It would be something of an understatement to say that Sheffield-based Bring Me The Horizon have divided opinion over the years. Outspoken frontman Oli Sykes has provoked adoration and derision in equal measure, and had to battle his own well-documented personal demons. Yet on their current arena tour, the band is proving that victory is finally theirs.
As soon as the first notes of opening track ‘Happy Song’ rang out, one thing was immediately evident: there was no holds barred in terms of production. With the staging consisting of giant HD screens curving around the stage, there was a palpable sense of amazement at the quality of the images displayed and their effect of fully immersing the audience in every song.

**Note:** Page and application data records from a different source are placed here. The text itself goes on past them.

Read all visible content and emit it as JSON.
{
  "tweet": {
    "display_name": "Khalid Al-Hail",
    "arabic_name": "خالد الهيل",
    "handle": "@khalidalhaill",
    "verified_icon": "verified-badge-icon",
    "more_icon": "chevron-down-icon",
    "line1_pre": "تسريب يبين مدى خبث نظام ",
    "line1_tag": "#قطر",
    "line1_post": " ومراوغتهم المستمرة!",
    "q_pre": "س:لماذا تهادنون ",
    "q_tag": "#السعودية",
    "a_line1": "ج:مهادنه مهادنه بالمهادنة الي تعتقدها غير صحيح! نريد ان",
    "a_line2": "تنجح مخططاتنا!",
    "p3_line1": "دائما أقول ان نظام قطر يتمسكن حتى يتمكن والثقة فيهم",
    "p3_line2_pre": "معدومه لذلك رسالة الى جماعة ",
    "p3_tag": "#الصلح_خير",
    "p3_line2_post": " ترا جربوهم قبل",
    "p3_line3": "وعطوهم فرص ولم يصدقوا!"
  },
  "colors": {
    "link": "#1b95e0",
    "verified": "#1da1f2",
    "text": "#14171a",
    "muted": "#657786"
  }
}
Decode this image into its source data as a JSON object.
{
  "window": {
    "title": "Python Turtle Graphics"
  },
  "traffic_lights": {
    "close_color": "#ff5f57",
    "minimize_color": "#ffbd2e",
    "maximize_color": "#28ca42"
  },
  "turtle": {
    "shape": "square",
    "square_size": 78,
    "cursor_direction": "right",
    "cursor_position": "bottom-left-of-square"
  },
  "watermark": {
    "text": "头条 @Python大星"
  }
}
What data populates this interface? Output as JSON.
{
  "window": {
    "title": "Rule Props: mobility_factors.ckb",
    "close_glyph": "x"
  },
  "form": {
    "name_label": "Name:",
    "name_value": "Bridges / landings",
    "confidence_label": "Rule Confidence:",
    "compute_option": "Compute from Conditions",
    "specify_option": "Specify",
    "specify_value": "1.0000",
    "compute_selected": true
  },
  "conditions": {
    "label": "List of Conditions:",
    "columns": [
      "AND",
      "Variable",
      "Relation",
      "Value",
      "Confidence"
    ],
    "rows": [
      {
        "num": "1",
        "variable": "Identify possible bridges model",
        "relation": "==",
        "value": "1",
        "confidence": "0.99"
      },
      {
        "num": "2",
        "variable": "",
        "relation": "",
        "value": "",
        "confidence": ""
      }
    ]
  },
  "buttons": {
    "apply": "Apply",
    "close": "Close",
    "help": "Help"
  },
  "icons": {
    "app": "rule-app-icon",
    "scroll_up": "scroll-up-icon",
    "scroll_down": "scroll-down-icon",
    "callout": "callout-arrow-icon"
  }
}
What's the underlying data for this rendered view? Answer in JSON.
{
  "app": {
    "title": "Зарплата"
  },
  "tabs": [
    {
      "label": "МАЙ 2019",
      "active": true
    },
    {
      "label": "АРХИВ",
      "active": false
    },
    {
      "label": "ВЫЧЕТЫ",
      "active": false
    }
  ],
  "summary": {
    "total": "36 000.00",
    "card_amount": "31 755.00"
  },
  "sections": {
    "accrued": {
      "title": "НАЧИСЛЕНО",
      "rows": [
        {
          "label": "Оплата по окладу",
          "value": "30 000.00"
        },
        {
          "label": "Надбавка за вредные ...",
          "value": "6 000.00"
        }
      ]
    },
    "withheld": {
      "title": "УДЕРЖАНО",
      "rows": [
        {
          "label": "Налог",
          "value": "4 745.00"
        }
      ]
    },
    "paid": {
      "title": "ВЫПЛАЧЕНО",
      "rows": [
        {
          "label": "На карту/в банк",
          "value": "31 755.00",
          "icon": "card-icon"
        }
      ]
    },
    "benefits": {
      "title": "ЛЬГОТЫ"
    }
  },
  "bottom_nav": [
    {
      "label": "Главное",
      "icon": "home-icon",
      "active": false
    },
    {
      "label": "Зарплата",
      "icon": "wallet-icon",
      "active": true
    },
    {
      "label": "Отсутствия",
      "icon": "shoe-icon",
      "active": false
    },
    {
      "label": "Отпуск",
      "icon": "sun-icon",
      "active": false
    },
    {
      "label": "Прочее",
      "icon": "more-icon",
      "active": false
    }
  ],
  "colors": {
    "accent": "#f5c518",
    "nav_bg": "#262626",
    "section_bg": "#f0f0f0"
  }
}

“There’s nothing more cathartic than shouting along to the lyric ‘middle fingers up, if you don’t give a fuck’ in a packed arena full of people doing just that”
Despite the stunning combination of lighting and visual effects, the production did not overshadow the music. Rather, it made each song sound even more epic. The newer songs in particular (which made up most of the set list) seemed perfectly crafted for an arena setting. The band relied heavily on cuts from 2015’s That’s the Spirit – an album that evoked cries of ‘sell outs’ upon its release, but which in fact showcased their natural evolution as a musical outfit.
That evolution was no more apparent than when BMTH did play an older song: ‘Chelsea Smile’ from 2008’s Suicide Season. While it evoked an enthusiastic reaction and sounded as brutal as ever, it was somewhat forgettable when played alongside newer heavyweights such as ‘Avalanche’ and ‘Throne’. The band didn’t air any other tracks from Suicide Season and none from earlier album Count Your Blessings, suggesting that BMTH themselves feel that they have outgrown the ‘screamo’ days of old.
Somewhat disappointingly, they didn’t even play any tracks from 2010’s There is a Hell, Believe Me I’ve Seen It. There is a Heaven, Let’s Keep it a Secret. As an album that bridges the gap between the BMTH of old and their more recent incarnation, it is a crucial component of the band’s story and classic tracks like ‘It Never Ends’ would have been a crowd-pleasing addition to the set list.
Yet this is only a minor complaint: songs from the band’s two most recent albums were more than capable of sending the crowd into a frenzy. Tracks from 2013’s Sempiternal sounded incendiary live, particularly ‘Antivist’ – apparently there’s nothing more cathartic than shouting along to the lyric ‘middle fingers up, if you don’t give a fuck’ in a packed arena full of people doing just that.
“Surely festival headlining slots beckon?”
Megahits ‘Shadow Moses’ and ‘Follow You’, to name just two examples, were performed with such passion and vigour that it was impossible not to feel a surge of emotion when listening to them, and the strategic use of confetti, smoke and more added to the sense of occasion. Rather than swamping the music or allowing the band to hide, the mesmerising production emphasised the brilliance of BMTH’s songs, and their achievement at having crafted tracks that connect with people to such an extent.
The concluding track of the night, ‘Drown’ from That’s the Spirit, emphasised just how monumental Bring Me the Horizon have become, and reinforced the idea that the gig was a resounding victory. Surely festival headlining slots beckon? If it were up to the 10,000 or so fans at tonight’s gig, the organisers of Reading & Leeds would be on the phone tomorrow.
Image courtesy of Rachel Harrison